Due to operational issues and gas shortage, about 18 power plants accounting for most of the electricity the country generates have broken down causing Nigeria to suffer an extensive power outage in recent weeks the government has said.
Revealing the cause of the blackout is the Minister of Power, Saleh Mamman, on Thursday, weeks after many Nigerians had complained of persistent outages.
According to Mr Mamman, eight plants suffered a “breakdown” while one underwent an annual maintenance.
Stating further, he said seven other integrated power plants were experiencing gas constraints while one hydroelectric power plant has water management issue, he said.
“I sincerely regret the recent Power outages across the Nation and the difficulties it has brought with it. The problem is caused by the breakdown of some National Integrated Power Plants supplying electricity to the national grid,” Mr Mamman tweeted Thursday.
“The plants are namely, Sapele, Afam, Olonrunsogo, Omotosho, Ibom, Egbin, Alaoji and Ihovbor. The Jebba Power Plant was shut down for annual maintenance.
“Seven other integrated Power plants, namely Geregu, Sepele, Omotosho, Gbarain, Omuku, Paras and Alaoji are experiencing gas constraints while the Shiroro hydroelectric power plant has water management issue,” he said.
The breakdown is significant for a country that has perennially underperformed in power generation, transmission and distribution.
For years, Nigeria has only generated an average of 4,000 megawatts for a population of 200 million.
Buttressing the minister’s position, the spokesperson Ministry of power, released a statement , he said
“This unfortunate development has drastically affected power generation, thus effectively minimizing the national grid,” it said.
“In view of this, the Minister of Power, Engr. Sale Mamman regrets this unfortunate situation and offers his sincere apology to all affected Nigerians on the inconveniences the power shortages are causing.”
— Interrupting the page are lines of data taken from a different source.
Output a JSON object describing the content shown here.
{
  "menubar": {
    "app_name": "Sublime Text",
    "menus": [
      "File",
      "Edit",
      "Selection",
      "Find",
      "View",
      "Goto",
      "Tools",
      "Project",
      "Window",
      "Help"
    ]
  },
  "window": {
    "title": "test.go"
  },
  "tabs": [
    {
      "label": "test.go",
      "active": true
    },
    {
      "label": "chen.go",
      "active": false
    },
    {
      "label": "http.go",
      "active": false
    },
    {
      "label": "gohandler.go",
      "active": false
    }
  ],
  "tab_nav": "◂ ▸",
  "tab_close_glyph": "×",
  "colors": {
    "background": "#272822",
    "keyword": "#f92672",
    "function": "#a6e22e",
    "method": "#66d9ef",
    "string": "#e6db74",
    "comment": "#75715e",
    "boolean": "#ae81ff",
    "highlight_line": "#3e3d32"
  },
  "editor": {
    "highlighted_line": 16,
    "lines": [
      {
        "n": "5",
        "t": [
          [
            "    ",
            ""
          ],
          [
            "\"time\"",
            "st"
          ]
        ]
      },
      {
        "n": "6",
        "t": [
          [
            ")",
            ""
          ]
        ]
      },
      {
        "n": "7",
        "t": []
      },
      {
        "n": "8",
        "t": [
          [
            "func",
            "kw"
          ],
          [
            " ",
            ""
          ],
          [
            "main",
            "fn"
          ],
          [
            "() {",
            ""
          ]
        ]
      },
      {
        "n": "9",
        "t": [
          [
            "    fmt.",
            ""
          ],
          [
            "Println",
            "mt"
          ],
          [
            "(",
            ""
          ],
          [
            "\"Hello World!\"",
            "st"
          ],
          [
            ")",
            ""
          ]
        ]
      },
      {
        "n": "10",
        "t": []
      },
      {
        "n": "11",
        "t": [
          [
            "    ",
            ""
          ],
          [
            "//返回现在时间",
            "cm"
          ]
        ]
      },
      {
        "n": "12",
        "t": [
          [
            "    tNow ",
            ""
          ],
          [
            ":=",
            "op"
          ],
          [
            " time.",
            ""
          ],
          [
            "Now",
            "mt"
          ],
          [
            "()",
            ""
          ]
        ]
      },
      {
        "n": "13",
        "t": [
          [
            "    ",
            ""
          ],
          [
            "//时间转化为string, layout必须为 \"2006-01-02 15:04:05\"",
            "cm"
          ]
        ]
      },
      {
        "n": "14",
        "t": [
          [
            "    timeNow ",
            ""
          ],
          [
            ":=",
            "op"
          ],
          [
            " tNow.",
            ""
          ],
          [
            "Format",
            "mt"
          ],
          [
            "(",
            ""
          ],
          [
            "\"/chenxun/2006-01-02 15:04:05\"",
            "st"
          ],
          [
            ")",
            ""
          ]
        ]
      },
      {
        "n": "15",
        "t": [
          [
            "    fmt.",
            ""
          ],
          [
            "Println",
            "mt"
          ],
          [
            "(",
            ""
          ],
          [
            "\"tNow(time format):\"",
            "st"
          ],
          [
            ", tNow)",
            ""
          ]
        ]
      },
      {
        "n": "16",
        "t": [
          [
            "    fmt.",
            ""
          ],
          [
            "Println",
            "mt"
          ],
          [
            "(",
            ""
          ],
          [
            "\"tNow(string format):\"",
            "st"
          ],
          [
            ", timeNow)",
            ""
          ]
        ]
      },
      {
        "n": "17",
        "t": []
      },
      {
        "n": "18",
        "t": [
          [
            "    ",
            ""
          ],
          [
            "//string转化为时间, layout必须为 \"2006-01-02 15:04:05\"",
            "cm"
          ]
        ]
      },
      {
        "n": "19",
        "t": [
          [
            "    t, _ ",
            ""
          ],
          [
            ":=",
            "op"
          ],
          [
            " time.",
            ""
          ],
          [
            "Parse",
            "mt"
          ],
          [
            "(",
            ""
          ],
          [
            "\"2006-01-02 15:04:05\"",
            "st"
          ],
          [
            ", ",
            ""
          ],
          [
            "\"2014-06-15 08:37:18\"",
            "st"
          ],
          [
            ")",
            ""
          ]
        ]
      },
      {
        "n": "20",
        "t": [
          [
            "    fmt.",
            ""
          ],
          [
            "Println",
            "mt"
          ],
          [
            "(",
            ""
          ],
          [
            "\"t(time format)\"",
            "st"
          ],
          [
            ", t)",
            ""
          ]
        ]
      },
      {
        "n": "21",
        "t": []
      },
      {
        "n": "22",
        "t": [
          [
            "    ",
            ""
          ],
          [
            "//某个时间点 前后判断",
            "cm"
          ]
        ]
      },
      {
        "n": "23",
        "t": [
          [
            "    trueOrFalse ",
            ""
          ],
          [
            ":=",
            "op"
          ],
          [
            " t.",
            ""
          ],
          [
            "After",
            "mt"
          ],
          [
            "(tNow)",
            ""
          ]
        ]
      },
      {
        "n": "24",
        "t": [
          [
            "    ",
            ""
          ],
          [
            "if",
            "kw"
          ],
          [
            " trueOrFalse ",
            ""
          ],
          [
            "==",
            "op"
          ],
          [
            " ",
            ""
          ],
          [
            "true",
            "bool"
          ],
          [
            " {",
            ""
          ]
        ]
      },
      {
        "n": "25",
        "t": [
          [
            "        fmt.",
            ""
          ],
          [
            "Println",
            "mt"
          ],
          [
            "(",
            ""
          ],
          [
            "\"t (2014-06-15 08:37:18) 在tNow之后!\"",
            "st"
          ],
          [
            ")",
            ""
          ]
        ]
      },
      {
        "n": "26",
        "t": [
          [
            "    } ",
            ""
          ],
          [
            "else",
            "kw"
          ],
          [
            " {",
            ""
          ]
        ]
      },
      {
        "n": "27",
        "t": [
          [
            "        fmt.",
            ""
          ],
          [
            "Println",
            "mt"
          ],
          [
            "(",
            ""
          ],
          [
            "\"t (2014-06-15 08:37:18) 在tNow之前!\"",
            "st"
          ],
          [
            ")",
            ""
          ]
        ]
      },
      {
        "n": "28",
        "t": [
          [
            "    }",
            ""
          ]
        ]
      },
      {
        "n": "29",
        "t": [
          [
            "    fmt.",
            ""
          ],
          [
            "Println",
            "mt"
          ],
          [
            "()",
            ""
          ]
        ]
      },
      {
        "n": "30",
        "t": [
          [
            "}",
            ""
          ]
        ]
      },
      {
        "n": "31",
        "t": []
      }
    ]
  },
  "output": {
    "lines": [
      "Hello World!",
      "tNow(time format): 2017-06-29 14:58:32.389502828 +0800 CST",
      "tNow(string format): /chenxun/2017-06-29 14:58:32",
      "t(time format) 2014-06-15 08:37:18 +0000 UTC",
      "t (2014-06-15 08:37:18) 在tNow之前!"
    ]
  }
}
The minister hopes the national grid will be restored to its previous distribution peak of about 5,600 megawatts of electricity achieved early this year, to help Nigerians battle the prevailing climatic condition while restoring full economic activities.
Earlier Mr Mamman said Nigeria’s installed grid power generation capacity had grown from 8,000 MW to 13,000 MW between 2015 and 2020 while the distribution system had the capacity to evacuate 5,500 MW of power having grown from 4,500 MW in 2015.